Instructions for the task:
From the entries, copy out every line in which the word "Danno" is found.

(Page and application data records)
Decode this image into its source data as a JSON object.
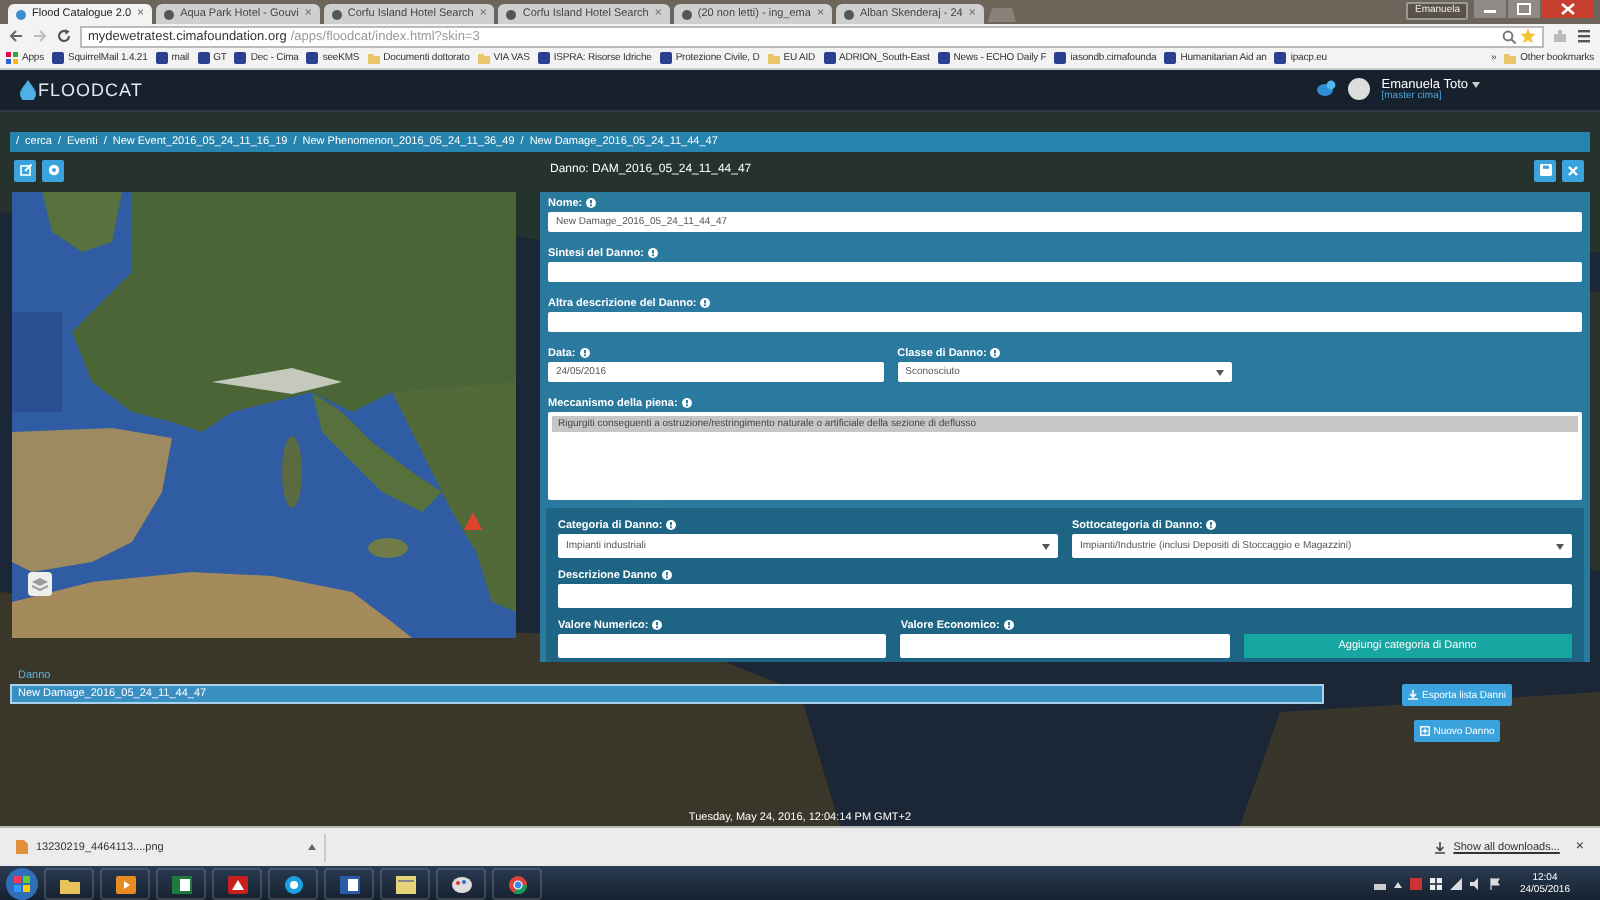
{
  "browser": {
    "tabs": [
      {
        "title": "Flood Catalogue 2.0",
        "close": "×",
        "selected": true
      },
      {
        "title": "Aqua Park Hotel - Gouvi",
        "close": "×",
        "selected": false
      },
      {
        "title": "Corfu Island Hotel Search",
        "close": "×",
        "selected": false
      },
      {
        "title": "Corfu Island Hotel Search",
        "close": "×",
        "selected": false
      },
      {
        "title": "(20 non letti) - ing_ema",
        "close": "×",
        "selected": false
      },
      {
        "title": "Alban Skenderaj - 24",
        "close": "×",
        "selected": false
      }
    ],
    "profile": "Emanuela",
    "url_host": "mydewetratest.cimafoundation.org",
    "url_path": "/apps/floodcat/index.html?skin=3",
    "bookmarks": [
      {
        "label": "Apps",
        "kind": "apps"
      },
      {
        "label": "SquirrelMail 1.4.21",
        "kind": "page"
      },
      {
        "label": "mail",
        "kind": "page"
      },
      {
        "label": "GT",
        "kind": "page"
      },
      {
        "label": "Dec - Cima",
        "kind": "page"
      },
      {
        "label": "seeKMS",
        "kind": "page"
      },
      {
        "label": "Documenti dottorato",
        "kind": "folder"
      },
      {
        "label": "VIA VAS",
        "kind": "folder"
      },
      {
        "label": "ISPRA: Risorse Idriche",
        "kind": "page"
      },
      {
        "label": "Protezione Civile, D",
        "kind": "page"
      },
      {
        "label": "EU AID",
        "kind": "folder"
      },
      {
        "label": "ADRION_South-East",
        "kind": "page"
      },
      {
        "label": "News - ECHO Daily F",
        "kind": "page"
      },
      {
        "label": "iasondb.cimafounda",
        "kind": "page"
      },
      {
        "label": "Humanitarian Aid an",
        "kind": "page"
      },
      {
        "label": "ipacp.eu",
        "kind": "page"
      },
      {
        "label": "»",
        "kind": "more"
      },
      {
        "label": "Other bookmarks",
        "kind": "folder"
      }
    ]
  },
  "app": {
    "logo": "FLOODCAT",
    "user": {
      "name": "Emanuela Toto",
      "role": "[master cima]"
    }
  },
  "breadcrumb": {
    "separator": "/",
    "items": [
      "cerca",
      "Eventi",
      "New Event_2016_05_24_11_16_19",
      "New Phenomenon_2016_05_24_11_36_49",
      "New Damage_2016_05_24_11_44_47"
    ]
  },
  "detail_title": "Danno: DAM_2016_05_24_11_44_47",
  "form": {
    "sections": [
      {
        "kind": "main",
        "rows": [
          [
            {
              "label": "Nome:",
              "kind": "text",
              "help": true,
              "value": "New Damage_2016_05_24_11_44_47"
            }
          ],
          [
            {
              "label": "Sintesi del Danno:",
              "kind": "text",
              "help": true
            }
          ],
          [
            {
              "label": "Altra descrizione del Danno:",
              "kind": "text",
              "help": true
            }
          ],
          [
            {
              "label": "Data:",
              "kind": "text",
              "help": true,
              "value": "24/05/2016"
            },
            {
              "label": "Classe di Danno:",
              "kind": "select",
              "help": true,
              "value": "Sconosciuto"
            }
          ],
          [
            {
              "label": "Meccanismo della piena:",
              "kind": "listbox",
              "help": true,
              "options": [
                {
                  "label": "Rigurgiti conseguenti a ostruzione/restringimento naturale o artificiale della sezione di deflusso",
                  "selected": true
                }
              ]
            }
          ]
        ]
      },
      {
        "kind": "sub",
        "rows": [
          [
            {
              "label": "Categoria di Danno:",
              "kind": "select",
              "help": true,
              "value": "Impianti industriali"
            },
            {
              "label": "Sottocategoria di Danno:",
              "kind": "select",
              "help": true,
              "value": "Impianti/Industrie (inclusi Depositi di Stoccaggio e Magazzini)"
            }
          ],
          [
            {
              "label": "Descrizione Danno",
              "kind": "text",
              "help": true
            }
          ],
          [
            {
              "label": "Valore Numerico:",
              "kind": "text",
              "help": true
            },
            {
              "label": "Valore Economico:",
              "kind": "text",
              "help": true
            },
            {
              "label": "Aggiungi categoria di Danno",
              "kind": "button"
            }
          ]
        ]
      }
    ]
  },
  "damage_list": {
    "title": "Danno",
    "items": [
      "New Damage_2016_05_24_11_44_47"
    ]
  },
  "actions": [
    {
      "label": "Esporta lista Danni",
      "kind": "export"
    },
    {
      "label": "Nuovo Danno",
      "kind": "new"
    }
  ],
  "status_time": "Tuesday, May 24, 2016, 12:04:14 PM GMT+2",
  "downloads": {
    "file": "13230219_4464113....png",
    "show_all": "Show all downloads...",
    "close": "×"
  },
  "taskbar": {
    "time": "12:04",
    "date": "24/05/2016"
  }
}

Result for this task:
  "detail_title": "Danno: DAM_2016_05_24_11_44_47",
              "label": "Sintesi del Danno:",
              "label": "Altra descrizione del Danno:",
              "label": "Classe di Danno:",
              "label": "Categoria di Danno:",
              "label": "Sottocategoria di Danno:",
              "label": "Descrizione Danno",
              "label": "Aggiungi categoria di Danno",
    "title": "Danno",
      "label": "Nuovo Danno",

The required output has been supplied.